          Where would DOS fit in this diagram? I think that would help me understand the case that you are making. To let you know where I'm coming from, I think of DOS as sitting above ROM BIOS and below applications. DOS included memory management (like the VMM?) and file system management (like the IFSM?) and supported device drivers -- all of which are located underneath Windows 95 in the diagram. For this reason, it looks to me like Windows 95 sits on top of DOS.

          It would help me to know where you would put DOS in this diagram.

          A second question I have is, how do you know so much about the internal decisions made by IBM and Windows with regards to NT? Did you work at IBM or Microsoft during that era? Is there a good book on the subject?

          Finally, although I am put off by orandy's dismissive comments such as "My tech credentials are far too volumnous to list here, son", I find your response "you are obviously a child" to be equally offensive: you said the same thing that orandy did, only you used more words to do it.

          I say this not because I want to insult YOU, but to let you know that you do yourself a disservice by stooping to such tactics. I was reading your responses, and the whole time I was thinking "Yes, this makes sense." When I got to the childish insults at the bottom of your later post, however, your credibility was suddenly thrown into doubt. Honestly, my first thought was "Oh, pishaw is just another teenager, too."
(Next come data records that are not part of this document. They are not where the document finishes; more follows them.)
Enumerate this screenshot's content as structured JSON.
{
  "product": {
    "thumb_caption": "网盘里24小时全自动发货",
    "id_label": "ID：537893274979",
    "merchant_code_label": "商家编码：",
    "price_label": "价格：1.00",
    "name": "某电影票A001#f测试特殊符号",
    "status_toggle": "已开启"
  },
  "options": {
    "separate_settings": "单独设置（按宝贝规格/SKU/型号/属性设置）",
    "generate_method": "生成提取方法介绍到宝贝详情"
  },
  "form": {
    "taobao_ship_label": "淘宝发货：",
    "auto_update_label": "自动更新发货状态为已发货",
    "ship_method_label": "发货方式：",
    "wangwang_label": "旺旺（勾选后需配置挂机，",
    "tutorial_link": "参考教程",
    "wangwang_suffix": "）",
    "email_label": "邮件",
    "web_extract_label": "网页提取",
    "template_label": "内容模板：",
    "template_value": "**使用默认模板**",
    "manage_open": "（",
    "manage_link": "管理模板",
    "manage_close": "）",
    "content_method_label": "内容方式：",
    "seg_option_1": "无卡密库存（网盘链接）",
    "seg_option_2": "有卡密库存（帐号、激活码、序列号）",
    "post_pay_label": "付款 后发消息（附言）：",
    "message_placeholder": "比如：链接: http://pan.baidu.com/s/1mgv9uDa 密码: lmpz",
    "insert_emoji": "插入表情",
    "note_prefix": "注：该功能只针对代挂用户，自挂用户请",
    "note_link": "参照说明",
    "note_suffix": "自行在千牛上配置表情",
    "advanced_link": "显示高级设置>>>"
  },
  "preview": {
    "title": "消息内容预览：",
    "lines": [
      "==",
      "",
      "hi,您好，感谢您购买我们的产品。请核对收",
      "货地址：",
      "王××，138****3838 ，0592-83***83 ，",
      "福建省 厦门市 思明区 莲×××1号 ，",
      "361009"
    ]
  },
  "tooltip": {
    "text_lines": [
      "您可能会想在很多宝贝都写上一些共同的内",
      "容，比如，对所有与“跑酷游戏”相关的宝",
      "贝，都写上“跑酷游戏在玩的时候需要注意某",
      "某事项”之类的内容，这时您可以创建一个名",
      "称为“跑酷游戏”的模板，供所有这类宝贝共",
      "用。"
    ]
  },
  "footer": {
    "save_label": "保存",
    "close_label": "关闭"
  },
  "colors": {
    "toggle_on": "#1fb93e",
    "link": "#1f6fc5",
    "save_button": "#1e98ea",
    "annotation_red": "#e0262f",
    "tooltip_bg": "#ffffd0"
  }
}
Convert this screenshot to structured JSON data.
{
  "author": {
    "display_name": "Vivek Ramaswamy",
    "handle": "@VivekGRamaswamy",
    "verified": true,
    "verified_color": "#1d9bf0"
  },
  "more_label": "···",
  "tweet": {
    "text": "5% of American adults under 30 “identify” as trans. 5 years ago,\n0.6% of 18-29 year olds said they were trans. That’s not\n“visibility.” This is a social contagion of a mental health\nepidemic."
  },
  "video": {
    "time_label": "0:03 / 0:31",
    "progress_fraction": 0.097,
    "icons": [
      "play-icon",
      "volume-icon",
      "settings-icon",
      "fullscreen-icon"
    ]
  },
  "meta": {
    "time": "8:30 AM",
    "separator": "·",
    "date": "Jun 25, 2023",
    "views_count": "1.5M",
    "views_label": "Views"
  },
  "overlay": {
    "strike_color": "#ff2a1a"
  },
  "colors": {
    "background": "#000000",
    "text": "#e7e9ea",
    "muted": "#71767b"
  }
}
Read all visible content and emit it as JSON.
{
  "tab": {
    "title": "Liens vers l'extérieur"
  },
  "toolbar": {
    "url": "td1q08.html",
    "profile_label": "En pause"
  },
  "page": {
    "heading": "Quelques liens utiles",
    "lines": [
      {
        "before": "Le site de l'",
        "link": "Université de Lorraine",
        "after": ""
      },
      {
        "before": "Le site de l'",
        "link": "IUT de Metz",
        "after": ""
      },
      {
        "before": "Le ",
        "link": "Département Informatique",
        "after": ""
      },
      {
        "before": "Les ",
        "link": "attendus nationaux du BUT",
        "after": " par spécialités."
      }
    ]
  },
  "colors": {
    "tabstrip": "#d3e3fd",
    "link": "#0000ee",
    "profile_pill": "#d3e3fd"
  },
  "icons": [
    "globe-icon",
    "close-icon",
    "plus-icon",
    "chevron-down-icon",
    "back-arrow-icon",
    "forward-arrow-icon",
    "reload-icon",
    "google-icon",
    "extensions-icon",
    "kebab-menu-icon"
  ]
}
          I don't expect you to agree with me when I say that engaging in insults reduces the credibility of your argument, but I felt compelled to say it nevertheless. I make the same request of both you and orandy: Please, gentlemen, let's be civil. Childish insults undermine your own case.

          The questions I asked above were sincerely asked, by the way, and I look forward to your answers.
          Computer User
        • DOS does the bidding ?

          You mean Disk Operating System :) hahaha. so Windows did not know about disks..
          pdgilligan
    • Windows 286

      Please don't forget this little GEM :)

      http://en.wikipedia.org/wiki/Windows_2.1x
      pdgilligan
  • What about Windows BOB!

    That surely deserves a mention, albeit a snide one...
    Master668
    • Bob = the original Metro interface

      I would say Windows 8 in all its Metro glory is a re-incarnation of MS BOB. Bob had an advantage though. You could exit it and work with Windows 3.1 or 95 the regular way. You can't get away from the Metro interface.
      bchristian1985
      • Exit to DOS

        Could System.Exit() to DOS too ;)
        pdgilligan
    • Bob

      Good point...how could I forget Bob? A mention is on its way.
      Charles McLellan